Rather than dealing with this important question, Mohammadi limits himself to rejecting a handful of specific claims on the grounds of insufficient research. He then goes on to admit that certain claims do in fact have evidence to support them, but cites the lack of absolute proof as reason enough to ignore them altogether. This is not only lazy journalism; it shows a half-hearted commitment to science.
The article goes on to acknowledge that these foods are probably good for us after all. Just don’t expect a cure for cancer or any other miraculous properties. It is difficult to resist the phrase ‘duh!’ at this point.
Ideally, the health implications of any food should always be clarified by a third party (we would like to see the NHS take a much more prominent role here) and any claims made in a marketing context should be regarded with scepticism. Frankly, we dislike the term ‘superfood’ at The Devilled Egg because it is vague and suggests some sort of magical property. We agree wholeheartedly with Mr. Mohammadi here.

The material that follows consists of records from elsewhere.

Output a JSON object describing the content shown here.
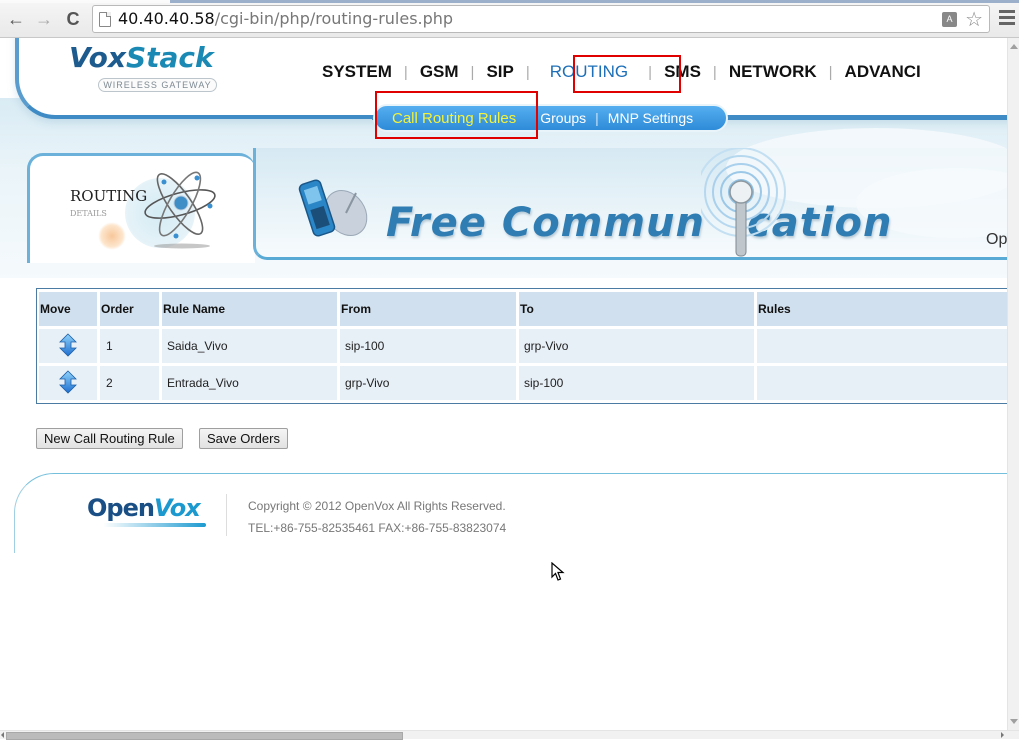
{
  "browser": {
    "url_host": "40.40.40.58",
    "url_path": "/cgi-bin/php/routing-rules.php",
    "back_label": "←",
    "forward_label": "→",
    "reload_label": "C"
  },
  "header": {
    "logo_part1": "Vox",
    "logo_part2": "Stack",
    "logo_tagline": "WIRELESS GATEWAY",
    "nav": [
      {
        "label": "SYSTEM"
      },
      {
        "label": "GSM"
      },
      {
        "label": "SIP"
      },
      {
        "label": "ROUTING",
        "active": true
      },
      {
        "label": "SMS"
      },
      {
        "label": "NETWORK"
      },
      {
        "label": "ADVANCI"
      }
    ],
    "subnav": [
      {
        "label": "Call Routing Rules",
        "active": true
      },
      {
        "label": "Groups"
      },
      {
        "label": "MNP Settings"
      }
    ]
  },
  "banner": {
    "section_title": "ROUTING",
    "section_subtitle": "DETAILS",
    "slogan_part1": "Free Commun",
    "slogan_part2": "cation",
    "right_text": "Op"
  },
  "table": {
    "headers": [
      "Move",
      "Order",
      "Rule Name",
      "From",
      "To",
      "Rules"
    ],
    "rows": [
      {
        "order": "1",
        "name": "Saida_Vivo",
        "from": "sip-100",
        "to": "grp-Vivo",
        "rules": ""
      },
      {
        "order": "2",
        "name": "Entrada_Vivo",
        "from": "grp-Vivo",
        "to": "sip-100",
        "rules": ""
      }
    ]
  },
  "buttons": {
    "new_rule": "New Call Routing Rule",
    "save_orders": "Save Orders"
  },
  "footer": {
    "logo_part1": "Open",
    "logo_part2": "Vox",
    "copyright": "Copyright © 2012 OpenVox All Rights Reserved.",
    "contact": "TEL:+86-755-82535461 FAX:+86-755-83823074"
  },
  "colors": {
    "accent_blue": "#1d6fb8",
    "active_subnav": "#f3f33a",
    "highlight_red": "#e00000",
    "table_header": "#d1e0ee",
    "table_cell": "#e7eff7"
  }
}
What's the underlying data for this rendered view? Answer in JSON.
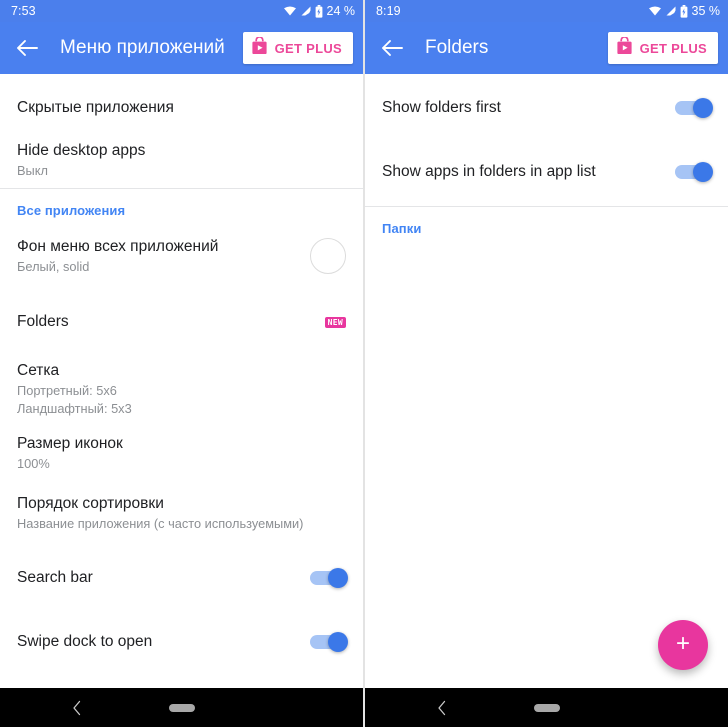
{
  "left": {
    "status": {
      "time": "7:53",
      "battery": "24 %",
      "icons": [
        "wifi-icon",
        "signal-icon",
        "battery-icon"
      ]
    },
    "appbar": {
      "title": "Меню приложений",
      "back": "back-arrow-icon",
      "get_plus": "GET PLUS",
      "plus_icon": "play-store-bag-icon"
    },
    "rows": [
      {
        "title": "Скрытые приложения",
        "sub": null,
        "control": "none",
        "name": "hidden-apps"
      },
      {
        "title": "Hide desktop apps",
        "sub": "Выкл",
        "control": "none",
        "name": "hide-desktop-apps"
      },
      {
        "title": "Фон меню всех приложений",
        "sub": "Белый, solid",
        "control": "swatch",
        "name": "all-apps-background"
      },
      {
        "title": "Folders",
        "sub": null,
        "control": "new-badge",
        "badge": "NEW",
        "name": "folders"
      },
      {
        "title": "Сетка",
        "sub": "Портретный: 5x6",
        "sub2": "Ландшафтный: 5x3",
        "control": "none",
        "name": "grid"
      },
      {
        "title": "Размер иконок",
        "sub": "100%",
        "control": "none",
        "name": "icon-size"
      },
      {
        "title": "Порядок сортировки",
        "sub": "Название приложения (с часто используемыми)",
        "control": "none",
        "name": "sort-order"
      },
      {
        "title": "Search bar",
        "sub": null,
        "control": "toggle",
        "toggle_on": true,
        "name": "search-bar"
      },
      {
        "title": "Swipe dock to open",
        "sub": null,
        "control": "toggle",
        "toggle_on": true,
        "name": "swipe-dock-to-open"
      }
    ],
    "section_header": "Все приложения"
  },
  "right": {
    "status": {
      "time": "8:19",
      "battery": "35 %",
      "icons": [
        "wifi-icon",
        "signal-icon",
        "battery-icon"
      ]
    },
    "appbar": {
      "title": "Folders",
      "back": "back-arrow-icon",
      "get_plus": "GET PLUS",
      "plus_icon": "play-store-bag-icon"
    },
    "rows": [
      {
        "title": "Show folders first",
        "control": "toggle",
        "toggle_on": true,
        "name": "show-folders-first"
      },
      {
        "title": "Show apps in folders in app list",
        "control": "toggle",
        "toggle_on": true,
        "name": "show-apps-in-folders"
      }
    ],
    "section_header": "Папки",
    "fab": {
      "icon": "plus-icon",
      "label": "+"
    }
  },
  "colors": {
    "appbar_blue": "#4a80ef",
    "statusbar_blue": "#4b7fec",
    "accent_pink": "#e8369e",
    "get_plus_pink": "#ec4899",
    "toggle_on": "#3b78e8",
    "toggle_track": "#a6c4f5",
    "section_blue": "#4285f4",
    "title_text": "#202124",
    "sub_text": "#8c8f93",
    "divider": "#e4e5e7",
    "navbar": "#000000"
  },
  "navbar": {
    "back": "nav-back-chevron-icon",
    "home": "nav-home-pill"
  }
}
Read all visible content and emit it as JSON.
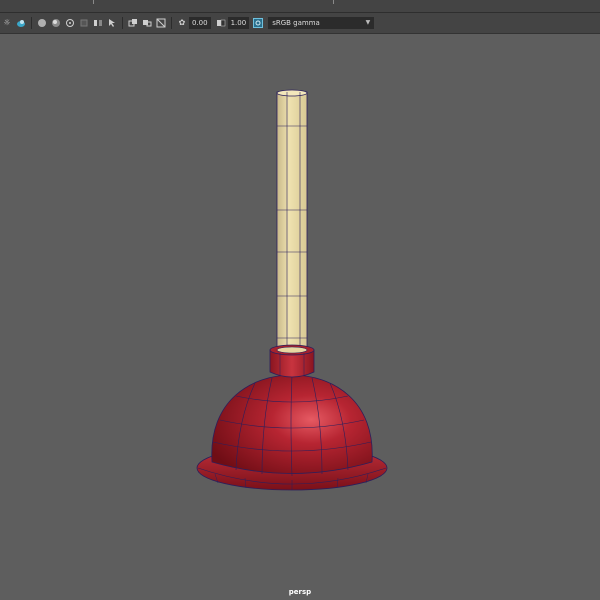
{
  "toolbar": {
    "exposure_value": "0.00",
    "gamma_value": "1.00",
    "color_space": "sRGB gamma",
    "icons": [
      "light-icon",
      "lighting-icon",
      "shaded-sphere-icon",
      "textured-sphere-icon",
      "isolate-icon",
      "xray-icon",
      "select-icon",
      "hud-icon",
      "frame-icon",
      "resolution-gate-icon",
      "grid-toggle-icon",
      "exposure-icon",
      "gamma-icon",
      "color-management-icon"
    ]
  },
  "viewport": {
    "camera": "persp",
    "model": "plunger",
    "colors": {
      "background": "#5e5e5e",
      "handle": "#e7d7a1",
      "cup": "#9b1a24",
      "wireframe": "#2b1f5c"
    }
  }
}
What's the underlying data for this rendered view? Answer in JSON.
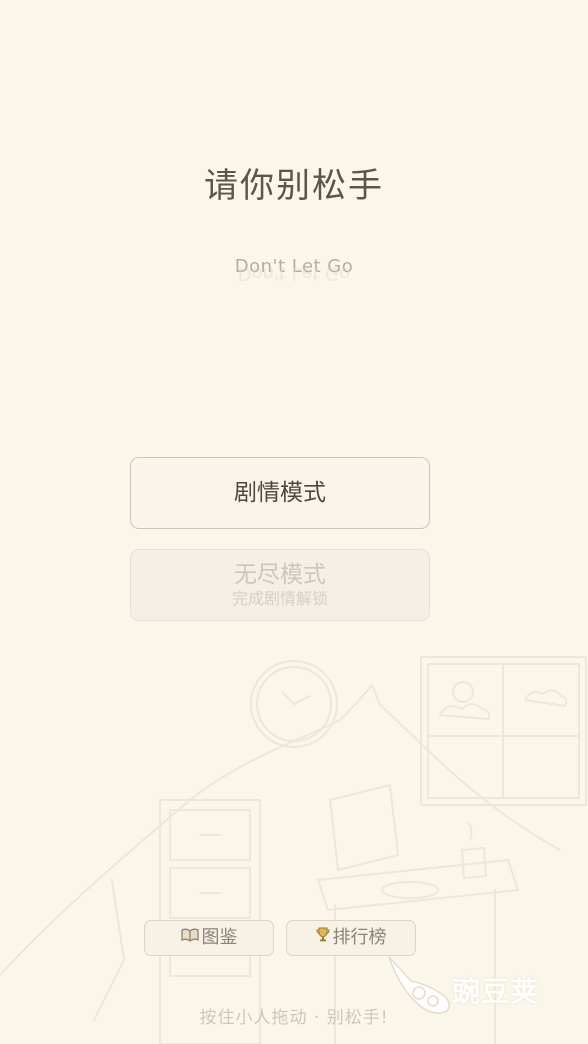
{
  "header": {
    "title": "请你别松手",
    "subtitle": "Don't Let Go"
  },
  "menu": {
    "story_mode": "剧情模式",
    "endless_mode": "无尽模式",
    "endless_locked_hint": "完成剧情解锁"
  },
  "bottom": {
    "catalog_label": "图鉴",
    "catalog_icon": "book-icon",
    "leaderboard_label": "排行榜",
    "leaderboard_icon": "trophy-icon",
    "hint": "按住小人拖动 · 别松手!"
  },
  "watermark": {
    "text": "豌豆荚"
  },
  "colors": {
    "background": "#fbf6ea",
    "title": "#5d544a",
    "button_border": "#cdc4b7",
    "disabled_text": "#cfc6ba"
  }
}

We also agree when he says that diet is extremely complex. All the more reason to approach it with a little more nuance – especially when new ideas emerge which challenge the status quo. Healthy eating may be largely down to common sense, but making it exciting and palatable is not easy, and any foods like chia seeds and coconut oil that may help on both fronts are gratefully received. Discrediting such efforts out of hand, because they are unproven or only 80% accurate, will only serve to entrench attitudes which are, quite literally, unhealthy.
We need to know more about what we eat, and quality journalism can only help in this regard. We only ask that journalists (and Mr. Mohammadi in particular) try to resist sensationalism and over-simplification on such a tantalising topic.
Read the original article here: